- [Supplied records]
####################
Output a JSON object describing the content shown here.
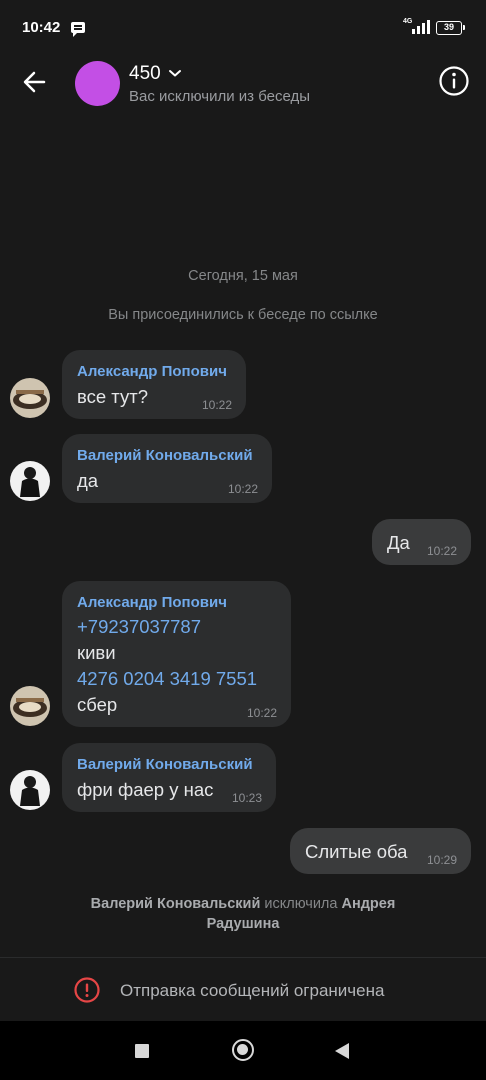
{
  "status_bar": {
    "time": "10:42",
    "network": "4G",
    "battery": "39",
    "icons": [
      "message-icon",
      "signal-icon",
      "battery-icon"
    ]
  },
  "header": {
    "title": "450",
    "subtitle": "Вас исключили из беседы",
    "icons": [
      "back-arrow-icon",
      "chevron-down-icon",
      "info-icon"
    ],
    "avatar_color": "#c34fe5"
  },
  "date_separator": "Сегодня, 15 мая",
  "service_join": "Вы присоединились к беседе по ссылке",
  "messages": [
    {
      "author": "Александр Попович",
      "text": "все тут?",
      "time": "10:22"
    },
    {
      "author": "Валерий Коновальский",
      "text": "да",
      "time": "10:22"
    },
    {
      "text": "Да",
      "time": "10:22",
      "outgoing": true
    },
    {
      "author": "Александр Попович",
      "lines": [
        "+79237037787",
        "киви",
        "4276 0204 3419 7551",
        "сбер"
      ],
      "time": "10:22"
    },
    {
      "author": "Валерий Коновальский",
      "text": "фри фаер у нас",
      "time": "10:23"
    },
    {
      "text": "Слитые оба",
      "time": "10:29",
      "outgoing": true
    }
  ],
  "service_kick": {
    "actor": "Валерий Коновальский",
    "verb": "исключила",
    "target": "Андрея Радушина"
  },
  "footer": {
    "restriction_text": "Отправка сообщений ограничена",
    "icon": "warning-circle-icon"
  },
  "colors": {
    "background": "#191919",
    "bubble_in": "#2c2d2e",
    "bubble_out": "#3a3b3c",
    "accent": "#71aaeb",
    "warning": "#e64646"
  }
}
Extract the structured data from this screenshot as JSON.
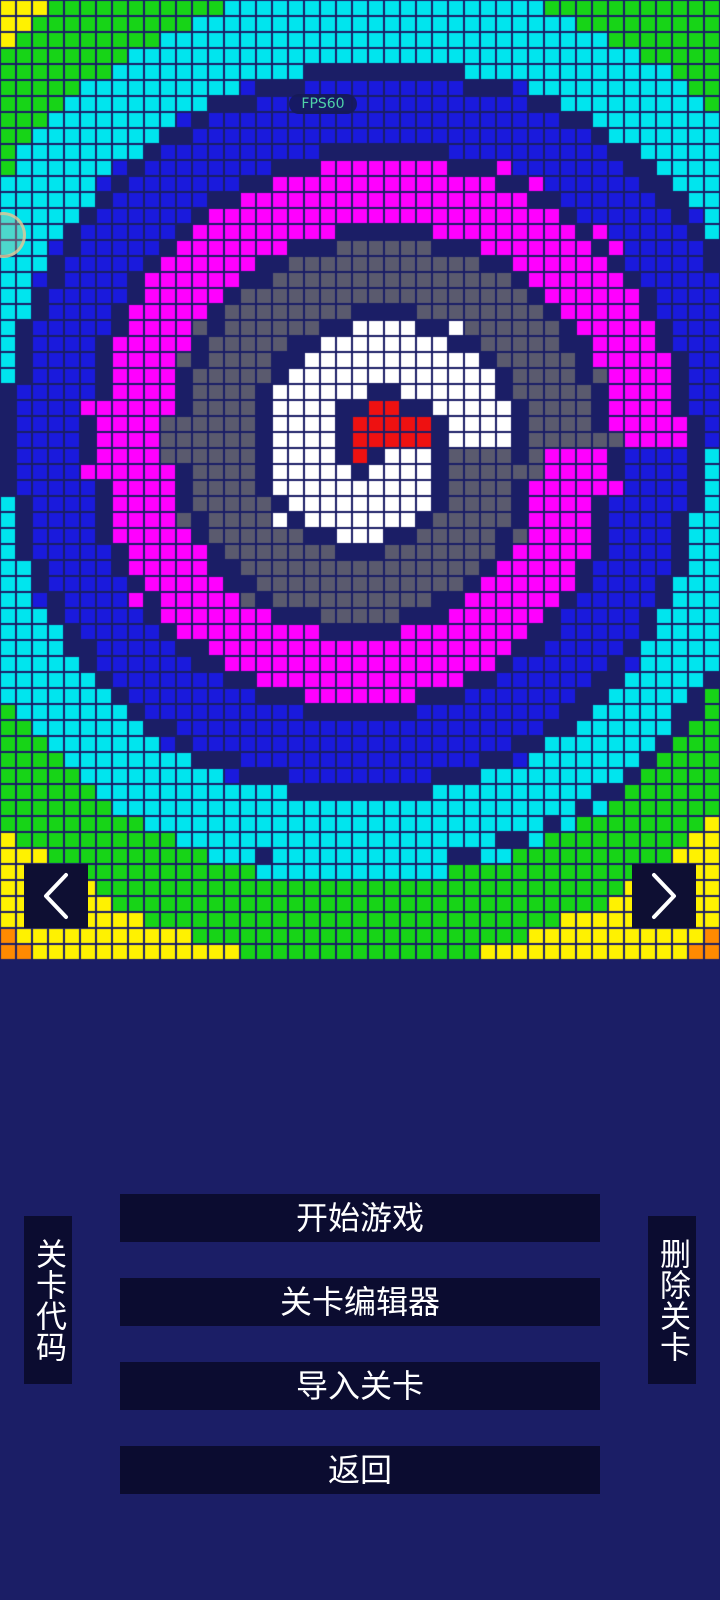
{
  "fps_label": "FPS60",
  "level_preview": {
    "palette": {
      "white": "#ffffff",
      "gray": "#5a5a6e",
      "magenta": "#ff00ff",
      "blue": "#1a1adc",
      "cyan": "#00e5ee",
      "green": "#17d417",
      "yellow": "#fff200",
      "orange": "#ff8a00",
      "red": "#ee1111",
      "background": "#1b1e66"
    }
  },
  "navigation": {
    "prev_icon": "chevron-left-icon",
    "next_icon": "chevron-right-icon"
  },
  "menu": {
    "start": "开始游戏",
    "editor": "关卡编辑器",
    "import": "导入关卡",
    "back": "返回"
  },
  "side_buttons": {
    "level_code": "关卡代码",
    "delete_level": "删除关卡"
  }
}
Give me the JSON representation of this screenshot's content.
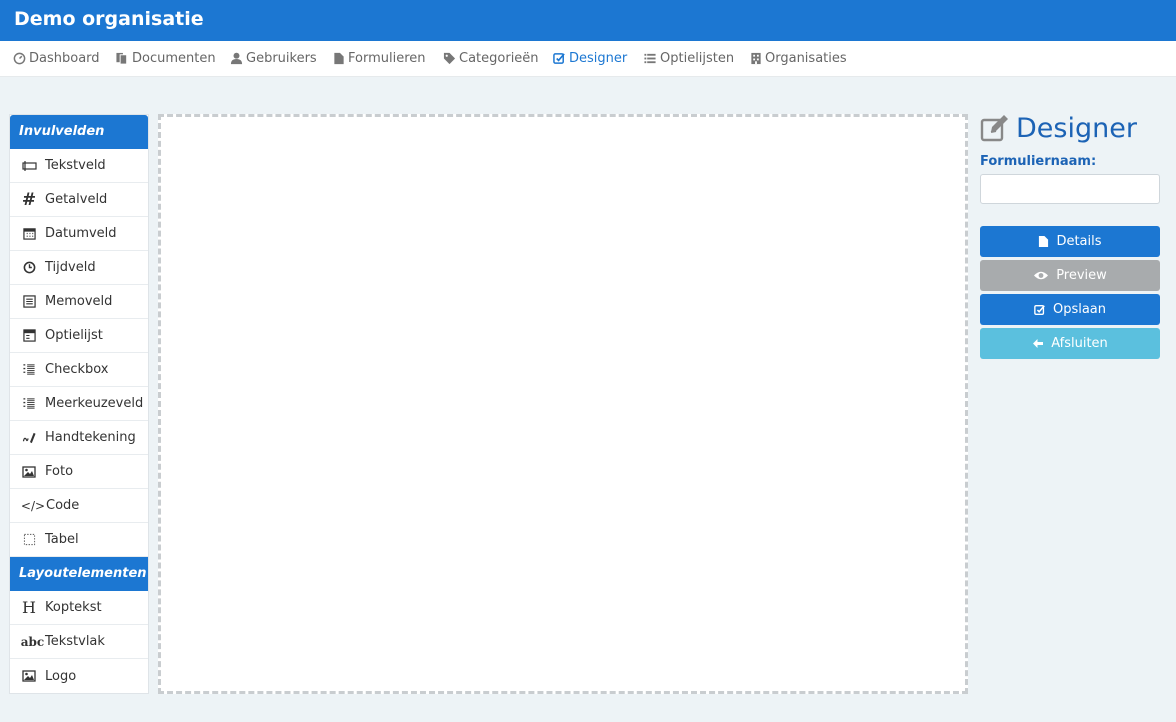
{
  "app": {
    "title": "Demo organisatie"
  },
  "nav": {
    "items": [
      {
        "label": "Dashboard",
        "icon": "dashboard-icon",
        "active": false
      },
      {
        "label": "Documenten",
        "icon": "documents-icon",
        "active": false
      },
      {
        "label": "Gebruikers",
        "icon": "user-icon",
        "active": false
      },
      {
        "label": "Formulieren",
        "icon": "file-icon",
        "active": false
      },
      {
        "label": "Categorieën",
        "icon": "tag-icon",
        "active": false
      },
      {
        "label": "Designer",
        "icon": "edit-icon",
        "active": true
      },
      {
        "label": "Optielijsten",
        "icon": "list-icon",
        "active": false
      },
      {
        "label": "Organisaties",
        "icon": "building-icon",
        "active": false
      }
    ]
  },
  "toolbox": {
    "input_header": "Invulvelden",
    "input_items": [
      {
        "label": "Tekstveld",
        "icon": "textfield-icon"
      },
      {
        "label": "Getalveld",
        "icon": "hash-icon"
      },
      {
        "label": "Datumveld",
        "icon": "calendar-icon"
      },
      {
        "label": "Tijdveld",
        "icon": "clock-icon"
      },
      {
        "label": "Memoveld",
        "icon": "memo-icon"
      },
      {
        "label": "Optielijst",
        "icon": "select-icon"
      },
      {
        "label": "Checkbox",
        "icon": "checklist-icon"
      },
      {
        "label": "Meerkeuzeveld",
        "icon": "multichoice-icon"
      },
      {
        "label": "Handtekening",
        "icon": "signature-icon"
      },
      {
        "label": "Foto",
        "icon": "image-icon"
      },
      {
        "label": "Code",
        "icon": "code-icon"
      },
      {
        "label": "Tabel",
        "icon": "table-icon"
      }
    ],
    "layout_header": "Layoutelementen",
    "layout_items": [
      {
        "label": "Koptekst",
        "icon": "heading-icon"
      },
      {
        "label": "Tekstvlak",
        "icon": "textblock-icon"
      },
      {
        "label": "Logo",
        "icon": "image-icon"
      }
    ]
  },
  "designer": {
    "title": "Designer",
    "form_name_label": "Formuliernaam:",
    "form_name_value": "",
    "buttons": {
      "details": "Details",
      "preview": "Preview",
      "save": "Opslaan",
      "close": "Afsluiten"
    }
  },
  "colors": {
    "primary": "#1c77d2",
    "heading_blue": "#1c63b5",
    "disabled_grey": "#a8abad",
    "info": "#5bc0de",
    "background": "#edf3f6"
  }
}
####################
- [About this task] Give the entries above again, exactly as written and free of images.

- [Output]
Output a JSON object describing the content shown here.
{
  "status_bar": {
    "time": "10:42",
    "network": "4G",
    "battery": "39",
    "icons": [
      "message-icon",
      "signal-icon",
      "battery-icon"
    ]
  },
  "header": {
    "title": "450",
    "subtitle": "Вас исключили из беседы",
    "icons": [
      "back-arrow-icon",
      "chevron-down-icon",
      "info-icon"
    ],
    "avatar_color": "#c34fe5"
  },
  "date_separator": "Сегодня, 15 мая",
  "service_join": "Вы присоединились к беседе по ссылке",
  "messages": [
    {
      "author": "Александр Попович",
      "text": "все тут?",
      "time": "10:22"
    },
    {
      "author": "Валерий Коновальский",
      "text": "да",
      "time": "10:22"
    },
    {
      "text": "Да",
      "time": "10:22",
      "outgoing": true
    },
    {
      "author": "Александр Попович",
      "lines": [
        "+79237037787",
        "киви",
        "4276 0204 3419 7551",
        "сбер"
      ],
      "time": "10:22"
    },
    {
      "author": "Валерий Коновальский",
      "text": "фри фаер у нас",
      "time": "10:23"
    },
    {
      "text": "Слитые оба",
      "time": "10:29",
      "outgoing": true
    }
  ],
  "service_kick": {
    "actor": "Валерий Коновальский",
    "verb": "исключила",
    "target": "Андрея Радушина"
  },
  "footer": {
    "restriction_text": "Отправка сообщений ограничена",
    "icon": "warning-circle-icon"
  },
  "colors": {
    "background": "#191919",
    "bubble_in": "#2c2d2e",
    "bubble_out": "#3a3b3c",
    "accent": "#71aaeb",
    "warning": "#e64646"
  }
}
Extract the structured data from this screenshot as JSON.
{
  "fps_label": "FPS60",
  "level_preview": {
    "palette": {
      "white": "#ffffff",
      "gray": "#5a5a6e",
      "magenta": "#ff00ff",
      "blue": "#1a1adc",
      "cyan": "#00e5ee",
      "green": "#17d417",
      "yellow": "#fff200",
      "orange": "#ff8a00",
      "red": "#ee1111",
      "background": "#1b1e66"
    }
  },
  "navigation": {
    "prev_icon": "chevron-left-icon",
    "next_icon": "chevron-right-icon"
  },
  "menu": {
    "start": "开始游戏",
    "editor": "关卡编辑器",
    "import": "导入关卡",
    "back": "返回"
  },
  "side_buttons": {
    "level_code": "关卡代码",
    "delete_level": "删除关卡"
  }
}
Give me the JSON representation of this screenshot's content.
{
  "app": {
    "title": "Demo organisatie"
  },
  "nav": {
    "items": [
      {
        "label": "Dashboard",
        "icon": "dashboard-icon",
        "active": false
      },
      {
        "label": "Documenten",
        "icon": "documents-icon",
        "active": false
      },
      {
        "label": "Gebruikers",
        "icon": "user-icon",
        "active": false
      },
      {
        "label": "Formulieren",
        "icon": "file-icon",
        "active": false
      },
      {
        "label": "Categorieën",
        "icon": "tag-icon",
        "active": false
      },
      {
        "label": "Designer",
        "icon": "edit-icon",
        "active": true
      },
      {
        "label": "Optielijsten",
        "icon": "list-icon",
        "active": false
      },
      {
        "label": "Organisaties",
        "icon": "building-icon",
        "active": false
      }
    ]
  },
  "toolbox": {
    "input_header": "Invulvelden",
    "input_items": [
      {
        "label": "Tekstveld",
        "icon": "textfield-icon"
      },
      {
        "label": "Getalveld",
        "icon": "hash-icon"
      },
      {
        "label": "Datumveld",
        "icon": "calendar-icon"
      },
      {
        "label": "Tijdveld",
        "icon": "clock-icon"
      },
      {
        "label": "Memoveld",
        "icon": "memo-icon"
      },
      {
        "label": "Optielijst",
        "icon": "select-icon"
      },
      {
        "label": "Checkbox",
        "icon": "checklist-icon"
      },
      {
        "label": "Meerkeuzeveld",
        "icon": "multichoice-icon"
      },
      {
        "label": "Handtekening",
        "icon": "signature-icon"
      },
      {
        "label": "Foto",
        "icon": "image-icon"
      },
      {
        "label": "Code",
        "icon": "code-icon"
      },
      {
        "label": "Tabel",
        "icon": "table-icon"
      }
    ],
    "layout_header": "Layoutelementen",
    "layout_items": [
      {
        "label": "Koptekst",
        "icon": "heading-icon"
      },
      {
        "label": "Tekstvlak",
        "icon": "textblock-icon"
      },
      {
        "label": "Logo",
        "icon": "image-icon"
      }
    ]
  },
  "designer": {
    "title": "Designer",
    "form_name_label": "Formuliernaam:",
    "form_name_value": "",
    "buttons": {
      "details": "Details",
      "preview": "Preview",
      "save": "Opslaan",
      "close": "Afsluiten"
    }
  },
  "colors": {
    "primary": "#1c77d2",
    "heading_blue": "#1c63b5",
    "disabled_grey": "#a8abad",
    "info": "#5bc0de",
    "background": "#edf3f6"
  }
}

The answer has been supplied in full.